Install and load the packages

Next, you’ll need to install the SQLAlchemy package that is used to query MySQL and other databases via Pandas, and the PyMySQL driver for connecting to a MySQL server from Python. You can install these using the Pip package manager, then import the required modules into a Jupyter notebook or Python script.

!pip3 install sqlalchemy
!pip3 install pymysql
import pandas as pd
from sqlalchemy import create_engine

Select the dates of each customer’s first and last order

query = """
SELECT * FROM customers

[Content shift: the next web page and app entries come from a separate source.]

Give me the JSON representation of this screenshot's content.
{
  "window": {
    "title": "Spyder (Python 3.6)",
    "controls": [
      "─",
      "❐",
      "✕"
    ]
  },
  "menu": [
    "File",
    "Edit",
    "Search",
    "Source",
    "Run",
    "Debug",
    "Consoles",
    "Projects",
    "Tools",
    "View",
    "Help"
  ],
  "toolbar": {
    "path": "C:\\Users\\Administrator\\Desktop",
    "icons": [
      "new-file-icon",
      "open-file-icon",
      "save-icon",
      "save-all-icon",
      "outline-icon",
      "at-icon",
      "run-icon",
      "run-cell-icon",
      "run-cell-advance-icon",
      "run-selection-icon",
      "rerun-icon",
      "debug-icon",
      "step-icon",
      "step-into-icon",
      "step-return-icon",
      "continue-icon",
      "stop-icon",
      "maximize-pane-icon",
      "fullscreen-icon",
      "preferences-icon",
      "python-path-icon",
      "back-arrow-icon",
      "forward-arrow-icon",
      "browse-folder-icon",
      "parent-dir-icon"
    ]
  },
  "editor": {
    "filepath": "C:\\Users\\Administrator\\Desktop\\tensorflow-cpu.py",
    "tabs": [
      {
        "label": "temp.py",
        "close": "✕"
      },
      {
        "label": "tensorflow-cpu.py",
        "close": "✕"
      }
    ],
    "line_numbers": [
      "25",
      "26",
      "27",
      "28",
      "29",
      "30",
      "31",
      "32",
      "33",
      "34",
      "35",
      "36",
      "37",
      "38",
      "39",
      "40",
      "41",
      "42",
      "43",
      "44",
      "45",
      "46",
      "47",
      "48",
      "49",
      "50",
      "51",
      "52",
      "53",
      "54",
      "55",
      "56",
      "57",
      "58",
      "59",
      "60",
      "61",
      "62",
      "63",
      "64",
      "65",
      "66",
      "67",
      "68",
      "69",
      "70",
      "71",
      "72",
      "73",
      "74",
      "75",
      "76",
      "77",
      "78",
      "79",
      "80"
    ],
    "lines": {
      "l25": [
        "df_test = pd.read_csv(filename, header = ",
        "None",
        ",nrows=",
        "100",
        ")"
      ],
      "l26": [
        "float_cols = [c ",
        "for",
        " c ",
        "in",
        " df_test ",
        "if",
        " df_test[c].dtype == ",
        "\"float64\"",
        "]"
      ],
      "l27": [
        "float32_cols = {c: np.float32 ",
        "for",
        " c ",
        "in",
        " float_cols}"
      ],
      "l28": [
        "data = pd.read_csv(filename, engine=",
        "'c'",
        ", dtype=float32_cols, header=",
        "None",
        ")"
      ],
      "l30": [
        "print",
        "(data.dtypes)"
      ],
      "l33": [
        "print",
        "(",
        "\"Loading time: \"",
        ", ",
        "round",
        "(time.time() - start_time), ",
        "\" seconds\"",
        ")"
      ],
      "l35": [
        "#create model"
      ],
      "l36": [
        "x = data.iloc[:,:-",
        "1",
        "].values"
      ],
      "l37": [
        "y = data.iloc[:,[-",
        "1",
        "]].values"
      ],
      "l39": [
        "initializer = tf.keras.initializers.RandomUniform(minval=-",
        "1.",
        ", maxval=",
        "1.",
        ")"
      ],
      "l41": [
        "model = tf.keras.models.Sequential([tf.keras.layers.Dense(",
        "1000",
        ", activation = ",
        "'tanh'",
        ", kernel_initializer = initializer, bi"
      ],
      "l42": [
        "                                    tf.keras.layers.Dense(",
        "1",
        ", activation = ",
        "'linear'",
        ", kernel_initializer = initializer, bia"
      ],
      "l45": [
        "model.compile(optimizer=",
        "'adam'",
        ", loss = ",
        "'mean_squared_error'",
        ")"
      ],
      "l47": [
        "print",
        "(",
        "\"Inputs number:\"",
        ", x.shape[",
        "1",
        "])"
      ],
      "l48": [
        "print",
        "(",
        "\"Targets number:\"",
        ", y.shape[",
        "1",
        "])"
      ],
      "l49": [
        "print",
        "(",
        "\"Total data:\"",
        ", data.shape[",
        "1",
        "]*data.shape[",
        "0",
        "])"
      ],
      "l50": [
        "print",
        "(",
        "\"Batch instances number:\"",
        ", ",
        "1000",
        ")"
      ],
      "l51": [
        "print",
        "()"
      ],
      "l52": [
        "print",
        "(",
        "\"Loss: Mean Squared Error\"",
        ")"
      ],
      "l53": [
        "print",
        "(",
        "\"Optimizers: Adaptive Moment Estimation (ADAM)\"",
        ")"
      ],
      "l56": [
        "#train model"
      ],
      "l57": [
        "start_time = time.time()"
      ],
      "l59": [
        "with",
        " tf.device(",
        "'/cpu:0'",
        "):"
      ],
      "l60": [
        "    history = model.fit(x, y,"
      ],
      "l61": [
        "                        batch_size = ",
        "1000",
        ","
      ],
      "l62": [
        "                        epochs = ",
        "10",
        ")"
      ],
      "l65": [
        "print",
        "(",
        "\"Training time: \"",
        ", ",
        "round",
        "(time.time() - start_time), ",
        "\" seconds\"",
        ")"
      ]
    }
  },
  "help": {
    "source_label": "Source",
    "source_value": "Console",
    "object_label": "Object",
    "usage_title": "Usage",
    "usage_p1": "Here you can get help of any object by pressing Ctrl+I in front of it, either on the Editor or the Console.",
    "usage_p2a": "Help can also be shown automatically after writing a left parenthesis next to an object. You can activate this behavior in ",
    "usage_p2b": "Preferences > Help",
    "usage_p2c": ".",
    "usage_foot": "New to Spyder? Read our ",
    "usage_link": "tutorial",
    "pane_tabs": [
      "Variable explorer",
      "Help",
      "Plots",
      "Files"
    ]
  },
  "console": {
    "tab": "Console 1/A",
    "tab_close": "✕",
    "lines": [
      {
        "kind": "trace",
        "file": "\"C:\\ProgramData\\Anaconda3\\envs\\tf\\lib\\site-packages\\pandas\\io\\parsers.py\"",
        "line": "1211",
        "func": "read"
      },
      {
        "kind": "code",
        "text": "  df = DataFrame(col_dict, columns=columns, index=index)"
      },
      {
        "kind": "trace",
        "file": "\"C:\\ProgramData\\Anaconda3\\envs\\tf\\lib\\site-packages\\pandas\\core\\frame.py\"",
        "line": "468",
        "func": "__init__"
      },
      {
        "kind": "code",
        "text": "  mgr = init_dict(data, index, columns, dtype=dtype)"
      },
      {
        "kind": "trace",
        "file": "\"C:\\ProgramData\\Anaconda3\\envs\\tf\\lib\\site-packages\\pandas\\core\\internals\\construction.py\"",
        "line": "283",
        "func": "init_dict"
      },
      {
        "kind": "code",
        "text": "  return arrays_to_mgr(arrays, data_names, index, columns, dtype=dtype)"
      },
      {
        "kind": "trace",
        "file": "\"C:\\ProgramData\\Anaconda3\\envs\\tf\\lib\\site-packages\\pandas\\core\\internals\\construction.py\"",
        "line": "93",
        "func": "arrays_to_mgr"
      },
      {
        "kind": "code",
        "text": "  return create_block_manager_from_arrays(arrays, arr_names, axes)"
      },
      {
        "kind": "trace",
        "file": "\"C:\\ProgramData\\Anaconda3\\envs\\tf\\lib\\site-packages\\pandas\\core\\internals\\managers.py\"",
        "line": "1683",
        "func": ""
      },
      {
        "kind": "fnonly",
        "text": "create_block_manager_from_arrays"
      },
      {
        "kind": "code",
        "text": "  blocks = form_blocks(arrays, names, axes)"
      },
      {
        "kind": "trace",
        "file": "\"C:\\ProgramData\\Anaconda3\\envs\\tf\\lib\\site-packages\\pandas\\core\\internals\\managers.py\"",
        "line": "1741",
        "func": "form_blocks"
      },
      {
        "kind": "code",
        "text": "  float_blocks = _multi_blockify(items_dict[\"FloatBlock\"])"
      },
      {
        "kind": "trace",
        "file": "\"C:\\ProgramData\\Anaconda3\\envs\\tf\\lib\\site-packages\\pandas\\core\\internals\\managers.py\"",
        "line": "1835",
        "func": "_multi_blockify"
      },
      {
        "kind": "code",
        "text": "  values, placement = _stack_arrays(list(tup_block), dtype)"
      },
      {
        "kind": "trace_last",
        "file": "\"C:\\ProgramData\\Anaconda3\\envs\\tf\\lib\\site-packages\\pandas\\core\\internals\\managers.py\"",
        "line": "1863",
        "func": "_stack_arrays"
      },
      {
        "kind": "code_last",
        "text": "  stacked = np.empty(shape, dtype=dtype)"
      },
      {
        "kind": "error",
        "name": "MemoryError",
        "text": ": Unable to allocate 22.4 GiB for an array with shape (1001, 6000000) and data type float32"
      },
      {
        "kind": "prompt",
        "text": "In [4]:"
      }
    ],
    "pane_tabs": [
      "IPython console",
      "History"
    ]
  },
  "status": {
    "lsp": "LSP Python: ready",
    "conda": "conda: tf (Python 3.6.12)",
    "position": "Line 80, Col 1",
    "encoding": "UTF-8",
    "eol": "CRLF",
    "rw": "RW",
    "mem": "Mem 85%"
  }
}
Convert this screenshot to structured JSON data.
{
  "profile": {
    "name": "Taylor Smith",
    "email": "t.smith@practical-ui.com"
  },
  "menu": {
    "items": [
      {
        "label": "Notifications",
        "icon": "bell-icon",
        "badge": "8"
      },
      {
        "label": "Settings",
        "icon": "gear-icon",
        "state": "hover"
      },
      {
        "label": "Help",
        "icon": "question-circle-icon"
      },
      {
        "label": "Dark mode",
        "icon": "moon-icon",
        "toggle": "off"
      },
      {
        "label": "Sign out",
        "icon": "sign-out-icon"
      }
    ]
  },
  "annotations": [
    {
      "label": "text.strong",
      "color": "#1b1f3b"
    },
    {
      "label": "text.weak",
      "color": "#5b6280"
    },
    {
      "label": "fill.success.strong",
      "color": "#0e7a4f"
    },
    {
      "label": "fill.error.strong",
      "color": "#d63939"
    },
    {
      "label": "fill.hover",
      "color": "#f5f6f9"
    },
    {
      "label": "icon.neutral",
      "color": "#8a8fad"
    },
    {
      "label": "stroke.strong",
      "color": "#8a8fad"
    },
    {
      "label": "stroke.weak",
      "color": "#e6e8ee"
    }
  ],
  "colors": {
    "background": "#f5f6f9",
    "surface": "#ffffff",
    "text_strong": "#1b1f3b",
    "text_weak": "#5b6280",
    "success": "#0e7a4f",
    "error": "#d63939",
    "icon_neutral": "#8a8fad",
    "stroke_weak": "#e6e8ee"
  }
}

df = pd.read_sql(query, con=engine)
customer_id revenue orders skus units first_order_date last_order_date
0 14646.0 279489.02 77 703 196719 2010-12-20 10:09:00 2011-12-08 12:12:00
1 18102.0 256438.49 62 151 64122 2010-12-07 16:42:00 2011-12-09 11:50:00
2 17450.0 187482.17 55 127 69029 2010-12-07 09:23:00 2011-12-01 13:29:00
3 14911.0 132572.62 248 1794 77180 2010-12-01 14:05:00 2011-12-08 15:54:00
4 12415.0 123725.45 26 444 77242 2011-01-06 11:12:00 2011-11-15 14:22:00

Use DATEDIFF() to calculate the difference between two dates

The MySQL DATEDIFF() function takes two dates and returns the number of days between them. The first date is the later and the second is the earlier date (flipping them the other way around will return a negative value). So, for example, DATEDIFF(last_order_date, first_order_date) will return the number of days between a customer’s last order and their first order.

You can use DATEDIFF() in two main ways. You can either use two column values, as shown in the example above, or you can pass in the current date or another date you’ve created that is not currently stored in a MySQL column value.

For example, suppose we want to calculate how many days it’s been since each customer placed their first order. We can do this by passing in the NOW() function as the first argument, which returns the current MySQL datetime, and then pass first_order_date as the second argument like this: DATEDIFF(NOW(), first_order_date). You can do the same with last_order_date to find the number of days that have elapsed since a customer last placed an order.

query = """
    DATEDIFF(last_order_date, first_order_date) AS days_between_orders, 
    DATEDIFF(NOW(), first_order_date) AS days_since_first_order,
    DATEDIFF(NOW(), last_order_date) AS days_since_last_order
FROM customers

df = pd.read_sql(query, con=engine)
customer_id first_order_date last_order_date days_between_orders days_since_first_order days_since_last_order
0 14646.0 2010-12-20 10:09:00 2011-12-08 12:12:00 353 4145 3792
1 18102.0 2010-12-07 16:42:00 2011-12-09 11:50:00 367 4158 3791
2 17450.0 2010-12-07 09:23:00 2011-12-01 13:29:00 359 4158 3799
3 14911.0 2010-12-01 14:05:00 2011-12-08 15:54:00 372 4164 3792
4 12415.0 2011-01-06 11:12:00 2011-11-15 14:22:00 313 4128 3815

Matt Clarke, Friday, April 22, 2022

Matt Clarke Matt is an Ecommerce and Marketing Director who uses data science to help in his work. Matt has a Master's degree in Internet Retailing (plus two other Master's degrees in different fields) and specialises in the technical side of ecommerce and marketing.